Can You Pack a Mummified Head in Your Carry-On? Ask TSA.

Traveling can be a real headache, but the TSA's cheeky Instagram account is here to help.

U.S. airlines carried approximately 823 million passengers in 2016—an all-time high. But before a passenger can board a plane, each is required to undergo a rigorous inspection process carried out by the Transportation Security Administration (TSA).

TSA agents confiscate thousands of prohibited items per day from airports across the country, ranging from the bizarre to the disconcerting. These items, featured on TSA’s Instagram account, have garnered the attention of more than 700,000 followers and growing.

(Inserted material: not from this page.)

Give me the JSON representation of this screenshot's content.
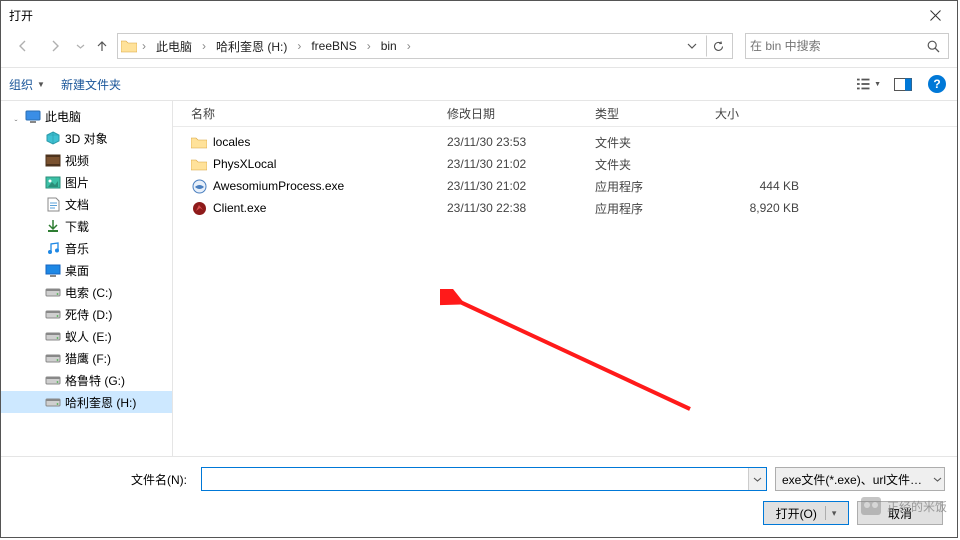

“It almost looks like we’re in the entertainment business at times,” says Bob Burns, lead social media specialist with the TSA Office of Public Affairs and the man behind the account’s cheeky posts. After leaving his rock band in 2002, Burns originally joined TSA as a screener and later started the Instagram account in 2013—his idea to educate the public in a more engaging way.

“Everyone’s had that teacher where you’re afraid to ask questions because you’ll get criticized or yelled at. The human tone of our Instagram account makes us more approachable,” Burns says. “The majority of our photos are prohibited items and strange things … we try to use that as a teaching moment: A chainsaw is not allowed in your carry-on bag.”

Burns receives a weekly rundown of confiscated items that have generated incident reports—large knives, incendiaries, and guns among others—and selects photos from a never-ending goldmine of content. It also acts as a deterrent by showing potential offenders that these items will be found and taken, Burns says.

But sometimes the TSA’s most-loved posts aren’t the prohibited items. “In Atlanta a passenger approached the checkpoint with a rotting corpse dummy that was a prop for the Texas Chainsaw Massacre 2,” he recalls. “Imagine this person walking through the airport with this corpse in a wheelchair. Luckily enough it was able to fit through the X-ray.”

Burns also fields a fair share of strange questions. “[One] that baffled me—I don’t know if they were being funny or they were being serious—they sent us a picture of a potato and asked if they could travel with their potato,” he recalls. “We said ‘Sure, bring your potato!’” In fact, passengers now have a direct line to TSA through more channels than ever, including their new AskTSA Twitter and Facebook Messenger accounts.

In 2017, the account was nominated for two Webby Awards in the “humor” and “weird” social media categories—a testament to the internet’s love for TSA’s one-of-a-kind Instagram.

Ultimately, Burns wants to make people smile amidst the stresses of travel and show passengers that TSA agents are just like them. “We are humans,” he says. “We’re not just nameless evil people on a Death Star.”


Follow Nat Geo Travel

Newsletters

Get exclusive updates, insider tips, and special discounts on travel and more.

Sign Up Now

Subscribe Now

 


Trips With Nat Geo